According to Saleh, settler organisations work hand in hand with Israel’s Shin Bet to forge documents used in land purchases.
“The settlers go to the Israeli intelligence, which helps them collect data on the land, its owners, their ID numbers, details to the deeds,” Saleh said. “So they take all of these details and make fake papers using our information to make it look as if we sold the land to them.”
Saleh has decades of experience under his belt in dealing with Israeli settlers and false land purchases. During his tenure as Silwad’s mayor, he fought a lengthy legal battle on behalf of residents whose lands were purchased using forged documents, and transferred to settlers from the illegal Amona outpost.

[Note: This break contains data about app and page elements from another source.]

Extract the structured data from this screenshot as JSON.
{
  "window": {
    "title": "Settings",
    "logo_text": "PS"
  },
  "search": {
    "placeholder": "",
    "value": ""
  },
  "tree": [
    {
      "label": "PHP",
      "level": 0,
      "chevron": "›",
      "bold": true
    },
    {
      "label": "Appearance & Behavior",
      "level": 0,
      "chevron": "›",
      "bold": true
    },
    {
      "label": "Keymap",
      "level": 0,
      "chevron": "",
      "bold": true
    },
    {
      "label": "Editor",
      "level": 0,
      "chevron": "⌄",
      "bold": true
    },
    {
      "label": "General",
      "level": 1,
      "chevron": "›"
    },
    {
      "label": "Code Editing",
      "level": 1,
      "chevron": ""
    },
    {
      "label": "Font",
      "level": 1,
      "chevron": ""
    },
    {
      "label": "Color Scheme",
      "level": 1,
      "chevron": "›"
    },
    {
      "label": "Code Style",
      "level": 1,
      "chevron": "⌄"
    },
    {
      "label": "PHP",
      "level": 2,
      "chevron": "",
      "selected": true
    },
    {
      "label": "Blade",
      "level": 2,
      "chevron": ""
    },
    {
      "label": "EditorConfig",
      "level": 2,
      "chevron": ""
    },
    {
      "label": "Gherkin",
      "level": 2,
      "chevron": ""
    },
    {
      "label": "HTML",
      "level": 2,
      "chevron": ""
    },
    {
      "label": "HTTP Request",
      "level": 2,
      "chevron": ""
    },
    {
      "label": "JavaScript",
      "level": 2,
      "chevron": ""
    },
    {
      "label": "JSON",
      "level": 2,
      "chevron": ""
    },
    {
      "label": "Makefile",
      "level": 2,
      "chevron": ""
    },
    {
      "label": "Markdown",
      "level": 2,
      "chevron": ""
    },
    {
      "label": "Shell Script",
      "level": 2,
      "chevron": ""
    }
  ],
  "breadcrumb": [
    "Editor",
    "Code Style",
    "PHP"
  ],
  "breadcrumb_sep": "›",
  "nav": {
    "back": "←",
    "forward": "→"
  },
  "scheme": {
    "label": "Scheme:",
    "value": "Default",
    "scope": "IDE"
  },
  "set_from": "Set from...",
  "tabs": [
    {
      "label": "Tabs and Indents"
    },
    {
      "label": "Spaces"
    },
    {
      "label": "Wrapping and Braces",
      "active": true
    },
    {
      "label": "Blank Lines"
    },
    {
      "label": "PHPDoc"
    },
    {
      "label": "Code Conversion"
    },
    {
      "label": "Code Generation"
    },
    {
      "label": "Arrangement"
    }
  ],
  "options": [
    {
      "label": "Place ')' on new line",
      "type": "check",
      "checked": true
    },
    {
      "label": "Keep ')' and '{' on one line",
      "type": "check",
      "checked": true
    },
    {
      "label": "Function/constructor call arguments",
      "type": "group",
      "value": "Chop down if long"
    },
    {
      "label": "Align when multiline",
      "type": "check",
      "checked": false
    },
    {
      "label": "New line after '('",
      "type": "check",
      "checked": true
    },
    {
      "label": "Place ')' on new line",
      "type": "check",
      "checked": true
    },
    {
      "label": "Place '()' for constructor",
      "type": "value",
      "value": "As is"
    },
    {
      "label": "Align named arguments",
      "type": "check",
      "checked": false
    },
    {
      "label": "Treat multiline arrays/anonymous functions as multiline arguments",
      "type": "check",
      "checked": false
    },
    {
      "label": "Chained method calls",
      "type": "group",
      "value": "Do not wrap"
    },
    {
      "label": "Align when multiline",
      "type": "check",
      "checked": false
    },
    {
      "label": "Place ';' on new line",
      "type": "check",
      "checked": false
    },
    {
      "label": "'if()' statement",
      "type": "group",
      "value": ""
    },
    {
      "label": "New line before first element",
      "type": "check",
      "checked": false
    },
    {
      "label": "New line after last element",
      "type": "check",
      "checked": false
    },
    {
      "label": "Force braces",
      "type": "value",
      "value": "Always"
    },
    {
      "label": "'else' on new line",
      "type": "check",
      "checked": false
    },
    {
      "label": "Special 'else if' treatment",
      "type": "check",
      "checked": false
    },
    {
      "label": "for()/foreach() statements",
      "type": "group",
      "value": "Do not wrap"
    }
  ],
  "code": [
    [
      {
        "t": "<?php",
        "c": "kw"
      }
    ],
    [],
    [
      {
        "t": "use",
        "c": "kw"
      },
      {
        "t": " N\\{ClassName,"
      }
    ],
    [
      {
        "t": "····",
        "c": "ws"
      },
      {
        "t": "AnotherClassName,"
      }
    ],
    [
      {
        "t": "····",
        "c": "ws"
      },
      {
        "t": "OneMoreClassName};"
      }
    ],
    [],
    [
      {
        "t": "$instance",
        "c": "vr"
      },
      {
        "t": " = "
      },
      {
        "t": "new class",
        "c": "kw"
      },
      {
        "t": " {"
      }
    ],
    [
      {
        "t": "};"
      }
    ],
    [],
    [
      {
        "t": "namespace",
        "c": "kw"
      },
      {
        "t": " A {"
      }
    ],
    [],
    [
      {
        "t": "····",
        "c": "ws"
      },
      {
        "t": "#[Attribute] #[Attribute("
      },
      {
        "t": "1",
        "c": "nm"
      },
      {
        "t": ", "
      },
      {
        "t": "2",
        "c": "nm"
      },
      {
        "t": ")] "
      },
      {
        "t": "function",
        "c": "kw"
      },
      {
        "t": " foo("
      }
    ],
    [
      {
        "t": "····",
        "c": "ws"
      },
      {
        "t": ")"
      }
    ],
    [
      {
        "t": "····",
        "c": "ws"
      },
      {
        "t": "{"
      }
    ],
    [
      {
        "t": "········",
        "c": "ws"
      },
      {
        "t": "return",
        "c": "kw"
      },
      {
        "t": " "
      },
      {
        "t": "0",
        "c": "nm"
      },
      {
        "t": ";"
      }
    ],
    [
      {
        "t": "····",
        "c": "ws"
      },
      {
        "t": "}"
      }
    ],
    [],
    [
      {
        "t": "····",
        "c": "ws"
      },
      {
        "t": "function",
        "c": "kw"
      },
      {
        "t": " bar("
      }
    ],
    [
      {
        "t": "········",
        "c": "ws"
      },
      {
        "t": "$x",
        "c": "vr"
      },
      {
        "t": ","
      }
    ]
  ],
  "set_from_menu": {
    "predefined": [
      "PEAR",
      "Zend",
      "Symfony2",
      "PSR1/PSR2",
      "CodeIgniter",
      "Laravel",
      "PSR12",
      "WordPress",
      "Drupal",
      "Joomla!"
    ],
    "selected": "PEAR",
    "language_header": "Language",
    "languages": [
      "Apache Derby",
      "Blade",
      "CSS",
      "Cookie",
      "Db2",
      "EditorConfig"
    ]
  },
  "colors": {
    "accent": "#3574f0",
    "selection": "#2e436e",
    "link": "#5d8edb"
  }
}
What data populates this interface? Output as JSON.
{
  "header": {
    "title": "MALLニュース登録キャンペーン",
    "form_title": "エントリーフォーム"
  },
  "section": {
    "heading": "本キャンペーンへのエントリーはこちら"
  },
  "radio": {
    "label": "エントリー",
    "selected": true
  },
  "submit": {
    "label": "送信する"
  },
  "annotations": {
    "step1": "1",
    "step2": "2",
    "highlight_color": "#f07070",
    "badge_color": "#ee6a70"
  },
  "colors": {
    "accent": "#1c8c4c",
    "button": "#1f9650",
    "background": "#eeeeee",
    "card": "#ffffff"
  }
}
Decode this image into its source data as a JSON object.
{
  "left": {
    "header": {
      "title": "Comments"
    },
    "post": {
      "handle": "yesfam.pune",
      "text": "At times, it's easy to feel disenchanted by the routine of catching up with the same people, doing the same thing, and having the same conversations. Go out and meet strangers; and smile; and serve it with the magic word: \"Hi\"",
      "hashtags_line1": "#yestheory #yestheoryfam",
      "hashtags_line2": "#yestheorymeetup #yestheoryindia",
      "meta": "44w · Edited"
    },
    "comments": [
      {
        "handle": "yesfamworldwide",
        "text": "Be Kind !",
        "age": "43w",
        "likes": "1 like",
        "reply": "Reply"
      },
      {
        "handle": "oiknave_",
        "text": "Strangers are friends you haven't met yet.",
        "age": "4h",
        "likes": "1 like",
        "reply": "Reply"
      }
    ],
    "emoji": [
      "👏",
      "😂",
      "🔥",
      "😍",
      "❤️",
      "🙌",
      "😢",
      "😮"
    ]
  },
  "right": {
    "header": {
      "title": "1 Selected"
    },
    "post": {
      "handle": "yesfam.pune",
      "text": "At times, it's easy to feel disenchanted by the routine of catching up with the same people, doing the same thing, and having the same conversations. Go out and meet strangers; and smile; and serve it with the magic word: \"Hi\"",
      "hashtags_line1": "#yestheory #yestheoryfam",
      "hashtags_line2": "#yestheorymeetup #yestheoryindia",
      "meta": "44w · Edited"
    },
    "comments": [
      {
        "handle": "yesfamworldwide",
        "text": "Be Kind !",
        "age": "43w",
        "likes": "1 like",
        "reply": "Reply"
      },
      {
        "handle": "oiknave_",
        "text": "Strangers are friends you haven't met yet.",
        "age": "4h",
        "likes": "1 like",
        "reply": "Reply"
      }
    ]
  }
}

“In 1996, through the Holy Land company, settlers from Amona used forged documents to confiscate more than 2,000 dunums of land privately owned by residents of Silwad, Ein Yabrud, and Taybeh,” Saleh said. “We filed a case in court and finally in 2014, the state ruled to kick out the settlers on the basis that the documents were forged.”
Yesh Din, an Israeli NGO that assisted the residents of Silwad in their legal battle, said that behind Amona’s illegal construction was “an entire mechanism dedicated to expelling Palestinians from their land, with the help of local councils, the Amana organisation, the IDF, the Yesha Council, the Settlement Division, politicians and government ministries”.
In 2017, Amona was evacuated, which was “a huge victory for Silwad and the surrounding villages, who also got some of their land back,” Saleh said.
Representatives of Amana and Al-Watan could not be reached for comment.
While the evacuation of Amona was an unusual victory, the fight is far from over.
In December 2018, settlers returned to the land of their former outpost and erected two prefab homes, claiming they had just bought the land from its Palestinian owners.
Haaretz reported that Israel’s Civil Administration had not examined the alleged proof of purchase before the homes were erected, and one source said the administration hadn’t even confirmed that the lot the homes were built on was the same one ostensibly purchased.
Still, the Palestinians who own the land continue to be prevented from cultivating it and, in addition to fighting for access to it, also face suspicion from their community over the Israeli claim to their lands.
“These cases cause so much discord within the communities, because people start to doubt their neighbours and wonder: ‘Did they really sell their land, sell our homeland, to the settlers?’” Saleh said.
“It can take years, decades as you have seen, to set the record straight. And in the meantime, people can get ostracised and excommunicated if the community thinks that they sold their lands to the Israelis.”
‘They have the whole system on their side’
Just south of Gush Etzion, Abu Srour and his family fear they could be facing a similarly drawn-out battle to remain on their land. While settlers and soldiers are now using intimidation and violence to stake their claim, he worries that backdoor routes and fraud used to purchase other property could be put to use in the attempt to takeover his house.
“We know that we were meticulous in our purchase of this house, and made sure to leave no loopholes for something like this to happen,” he said.
“But these are settlers. They have the occupation soldiers, courts, and politicians in their pockets. They have the whole system on their side.”
Five months before the settlers arrived with the soldiers in February, he said that the man he regards as the head of the group of settlers – who he thinks is a former intelligence officer – called him to say he wanted to buy the house.
He said he would pay anything for it. Abu Srour refused the offer.
“There was some fear at the time that if the settlers managed to deceive their way into buying Beit al-Baraka, they could forge some documents and try to claim our house along with it,” Abu Srour says.
“When they want something, they will exhaust every means – legal and illegal – to take the land from the Palestinians.”